Friday, October 26, 2007

Are logic gates optimum for computation?

Currently their is a lot of interest in crossbar switching networks as architectures to achieve molecular electronic devices. The advantages of such crossbar architectures is that:

a) Crossbars have simple, periodic structures that are scalable to nanometer dimension and are subject to mass production on the nanoscale using techniques such as nanoimprint lithography and self-assembly.

b) Crossbars are becoming an integral component to high density memory devices using thin film materials such as chalcogenides, TCNQ, perovskites, etc. with various programmable electronic properties to form MRAM, FeRAM, and other upcoming memory devices. The technologies developed to read and write data to such crossbar memories may be extended to read/write data to other crossbar electronic devices such as arithmetic processors.

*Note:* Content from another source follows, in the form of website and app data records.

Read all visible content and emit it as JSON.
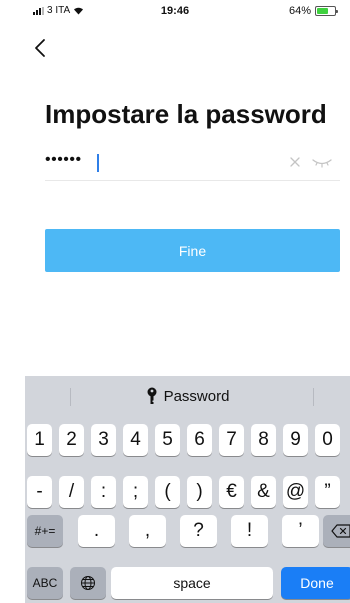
{
  "status_bar": {
    "carrier": "3 ITA",
    "time": "19:46",
    "battery_percent": "64%",
    "battery_level": 0.64
  },
  "header": {
    "back_icon": "chevron-left-icon"
  },
  "page": {
    "title": "Impostare la password"
  },
  "password_field": {
    "value_masked": "••••••",
    "clear_icon": "close-icon",
    "visibility_icon": "eye-closed-icon"
  },
  "actions": {
    "done_label": "Fine",
    "done_color": "#4db8f5"
  },
  "keyboard": {
    "suggestion_icon": "key-icon",
    "suggestion_label": "Password",
    "row1": [
      "1",
      "2",
      "3",
      "4",
      "5",
      "6",
      "7",
      "8",
      "9",
      "0"
    ],
    "row2": [
      "-",
      "/",
      ":",
      ";",
      "(",
      ")",
      "€",
      "&",
      "@",
      "”"
    ],
    "row3_mode": "#+=",
    "row3": [
      ".",
      ",",
      "?",
      "!",
      "’"
    ],
    "delete_icon": "backspace-icon",
    "abc_label": "ABC",
    "globe_icon": "globe-icon",
    "space_label": "space",
    "done_label": "Done",
    "done_color": "#1a7ef6"
  }
}
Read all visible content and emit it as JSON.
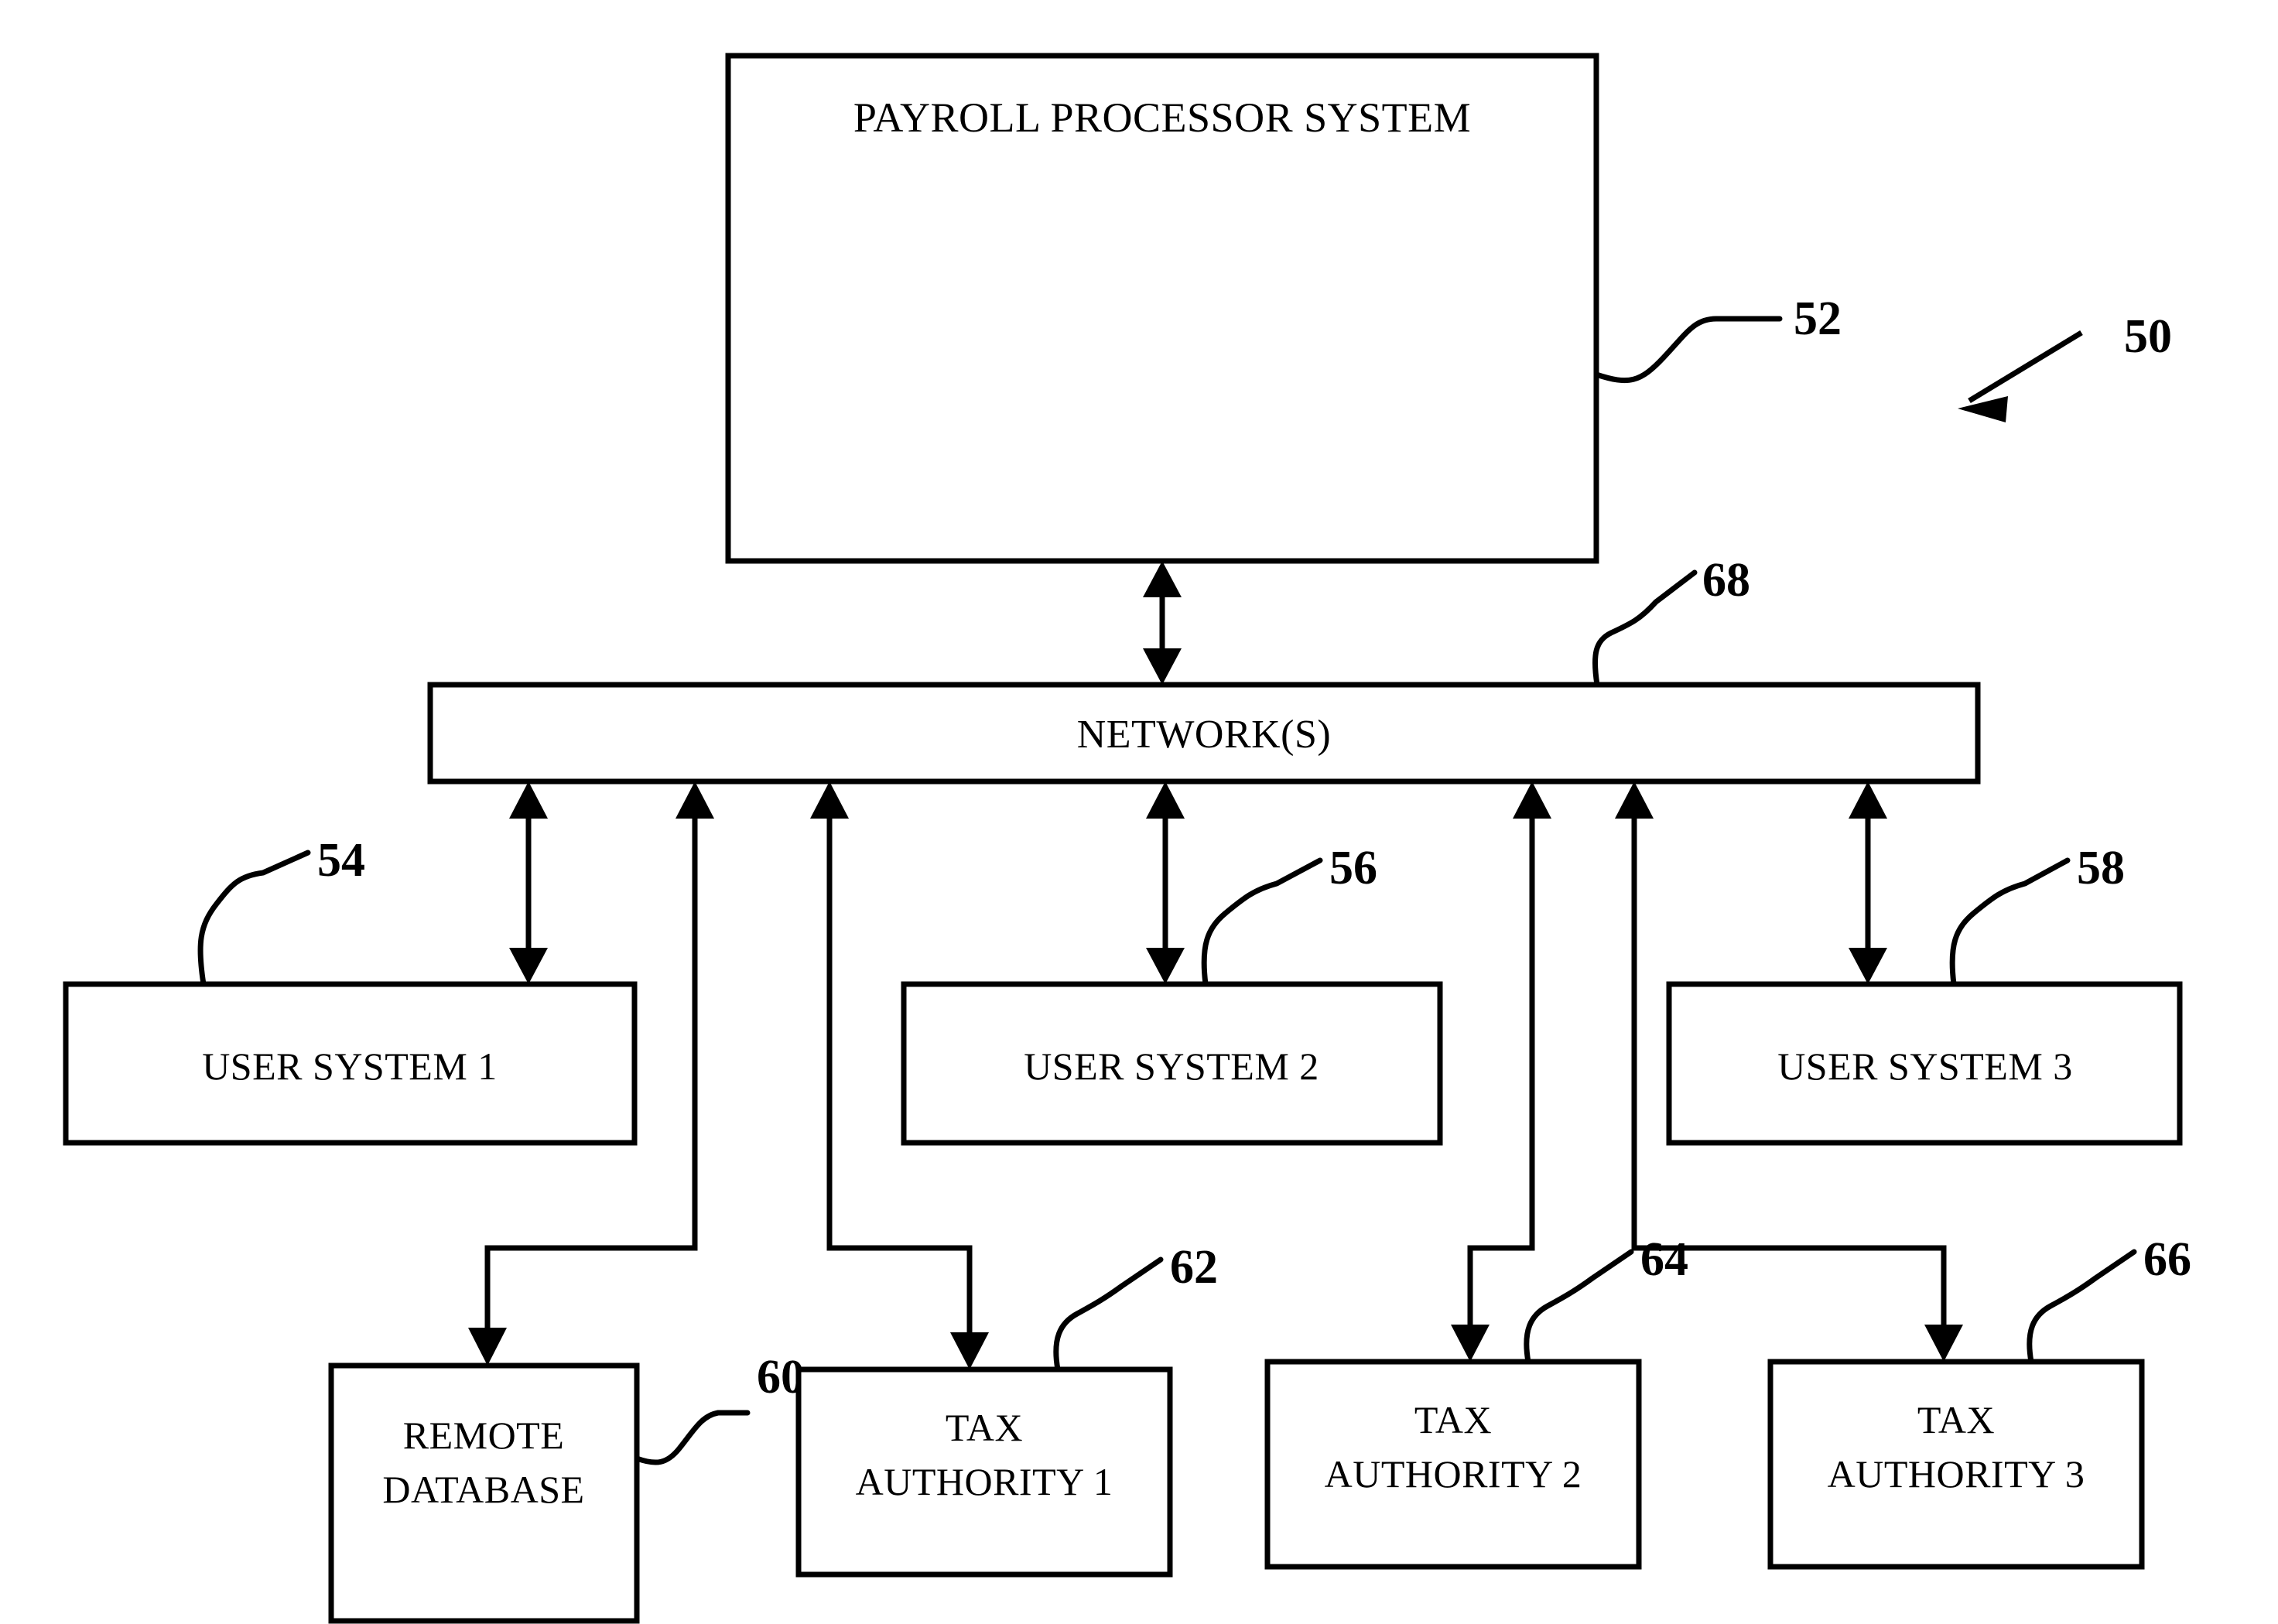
{
  "figure": {
    "type": "patent-block-diagram",
    "figure_reference": "50",
    "background_color": "#ffffff",
    "line_color": "#000000"
  },
  "blocks": {
    "payroll_processor": {
      "label": "PAYROLL PROCESSOR SYSTEM",
      "ref": "52"
    },
    "network": {
      "label": "NETWORK(S)",
      "ref": "68"
    },
    "user_system_1": {
      "label": "USER SYSTEM 1",
      "ref": "54"
    },
    "user_system_2": {
      "label": "USER SYSTEM 2",
      "ref": "56"
    },
    "user_system_3": {
      "label": "USER SYSTEM 3",
      "ref": "58"
    },
    "remote_database": {
      "label_line_1": "REMOTE",
      "label_line_2": "DATABASE",
      "ref": "60"
    },
    "tax_authority_1": {
      "label_line_1": "TAX",
      "label_line_2": "AUTHORITY 1",
      "ref": "62"
    },
    "tax_authority_2": {
      "label_line_1": "TAX",
      "label_line_2": "AUTHORITY 2",
      "ref": "64"
    },
    "tax_authority_3": {
      "label_line_1": "TAX",
      "label_line_2": "AUTHORITY 3",
      "ref": "66"
    }
  },
  "reference_numerals": {
    "figure_50": "50",
    "payroll_52": "52",
    "user_54": "54",
    "user_56": "56",
    "user_58": "58",
    "database_60": "60",
    "tax_62": "62",
    "tax_64": "64",
    "tax_66": "66",
    "network_68": "68"
  }
}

c) Crossbars are also becoming an important component in programmable logic architectures since they allow for high density switching arrays to be formed. These architectures allow for reconfiguration and self-repair providing for more adaptable electronic devices and provide a bridge between application specific integrated circuits and general purpose processors.

Currently Hewlett-Packard and Nantero are the two companies most active in crossbar nanoelectronic designs with HP forming the crossbars by sandwiching rotaxane-based molecular films between crossing nanowires and Nantero using carbon nanotube ribbons as the crossbar switches. Both of these companies are using the crossbars to replicate basic logic functions to build arithmetic circuitry
(see for example

However, replicating logic devices may not be the optimum route to the use of such crossbar arrays. While logic gates have played their part very well in the history of computation they may not be the optimum architectures from which to build future generations of computational systems. For example, addition circuitry may be constructed from logic gates but multiplication, division, and other computational processes are more difficult and conventional computation simply resorts to repeated addition or subtraction to perform multiplication and addition which ultimately slows down processing time.

I currently have a patent pending for one such alternative which combines crossbar switching circuitry (not necessarily nanoscale) with other analog and digital circuitry to achieve a more efficient computational system. The patent application is currently available for public review at the following web site: